About the Author

Bob Trebilcock
Executive Editor

Bob Trebilcock, executive editor, has covered materials handling, technology and supply chain topics for Modern Materials Handling since 1984. More recently, Trebilcock became editorial director of Supply Chain Management Review. A graduate of Bowling Green State University, Trebilcock lives in Keene, NH. He can be reached at 603-357-0484.


Subscribe to Modern Materials Handling magazine

Subscribe today. It's FREE!
Find out what the world's most innovative companies are doing to improve productivity in their plants and distribution centers.
Start your FREE subscription today!

Recent Entries

Zebra gains instant access to complimentary technologies. But first, it needs to integrate a former partner that is 2-1/2 times its size.

Distribution requirements are changing. Few distribution managers would quibble with that statement. The increase in the demand for mixed cases, mixed cartons, aisle ready pallets and, most importantly, the increase in the volume of e-commerce orders is driving new levels of investment in automation.

MDT works with Mitsubishi Electric to ensure technical competence in providing change management support for Mitsubishi Electric Automation products.

This fully updated 7th edition of the “Belt Conveyors for Bulk Materials”, is a must have source book for end users, designers, engineers, manufacturers and consultants.

While we've been focusing on the warehouse, the next evolution in e-commerce is the last mile delivery and in-store fulfillment.

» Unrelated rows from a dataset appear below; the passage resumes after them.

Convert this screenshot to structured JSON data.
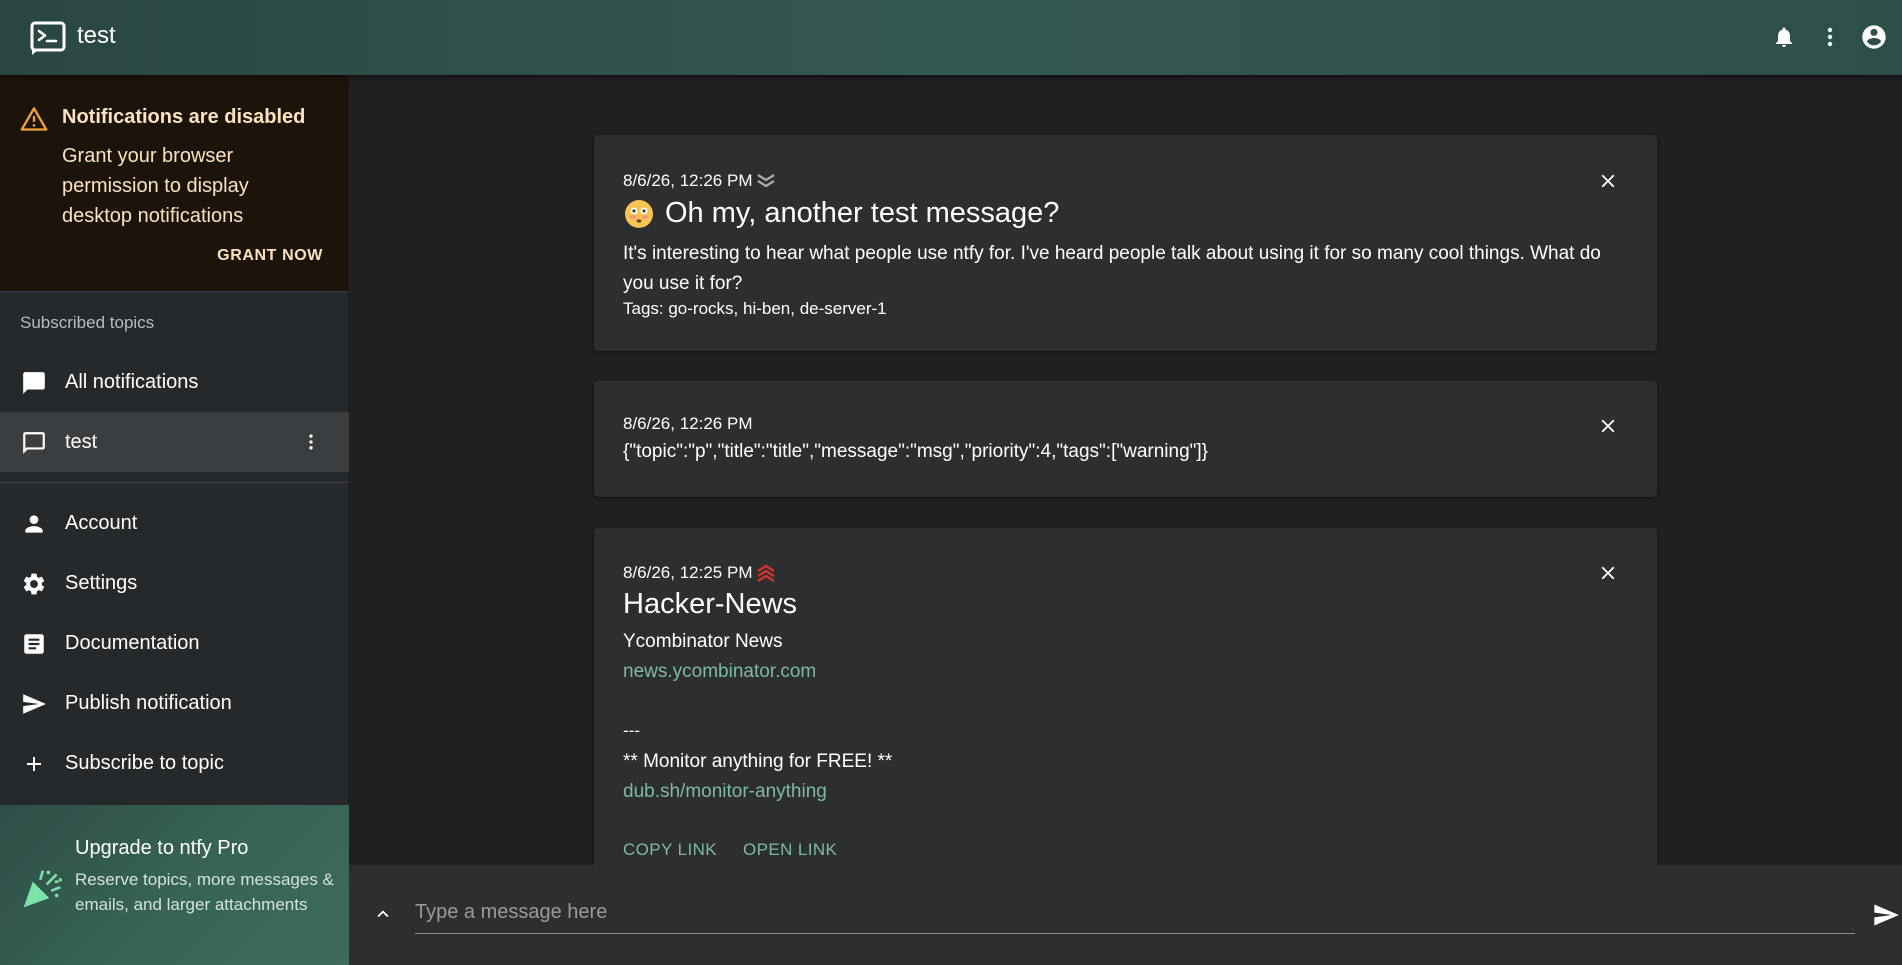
{
  "app": {
    "title": "test"
  },
  "alert": {
    "title": "Notifications are disabled",
    "body": "Grant your browser permission to display desktop notifications",
    "button": "GRANT NOW"
  },
  "sidebar": {
    "section_label": "Subscribed topics",
    "topics": [
      {
        "label": "All notifications",
        "icon": "chat-bubble-icon"
      },
      {
        "label": "test",
        "icon": "chat-outline-icon"
      }
    ],
    "nav": [
      {
        "label": "Account",
        "icon": "person-icon"
      },
      {
        "label": "Settings",
        "icon": "gear-icon"
      },
      {
        "label": "Documentation",
        "icon": "article-icon"
      },
      {
        "label": "Publish notification",
        "icon": "send-icon"
      },
      {
        "label": "Subscribe to topic",
        "icon": "plus-icon"
      }
    ],
    "upgrade": {
      "title": "Upgrade to ntfy Pro",
      "body": "Reserve topics, more messages & emails, and larger attachments"
    }
  },
  "notifications": [
    {
      "timestamp": "8/6/26, 12:26 PM",
      "priority": "low",
      "title": "Oh my, another test message?",
      "message": "It's interesting to hear what people use ntfy for. I've heard people talk about using it for so many cool things. What do you use it for?",
      "tags": "Tags: go-rocks, hi-ben, de-server-1"
    },
    {
      "timestamp": "8/6/26, 12:26 PM",
      "message": "{\"topic\":\"p\",\"title\":\"title\",\"message\":\"msg\",\"priority\":4,\"tags\":[\"warning\"]}"
    },
    {
      "timestamp": "8/6/26, 12:25 PM",
      "priority": "max",
      "title": "Hacker-News",
      "line1": "Ycombinator News",
      "link1": "news.ycombinator.com",
      "line2": "---",
      "line3": "** Monitor anything for FREE! **",
      "link2": "dub.sh/monitor-anything",
      "actions": [
        "COPY LINK",
        "OPEN LINK"
      ]
    }
  ],
  "composer": {
    "placeholder": "Type a message here"
  },
  "colors": {
    "accent": "#7eb8a6",
    "alert_text": "#fbe3bf",
    "warn_icon": "#f0a13a",
    "priority_max": "#d9342b",
    "priority_low": "#a8a8a8"
  }
}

It could be the break brick-and-mortar has been looking for.

About the Author

Bob Trebilcock, executive editor, has covered materials handling, technology and supply chain topics for Modern Materials Handling since 1984. A graduate of Bowling Green State University, Trebilcock lives in Keene, NH. Contact Bob Trebilcock.

Comments

Post a comment
Commenting is not available in this channel entry.


© Copyright 2013 Peerless Media LLC, a division of EH Publishing, Inc • 111 Speen Street, Ste 200, Framingham, MA 01701 USA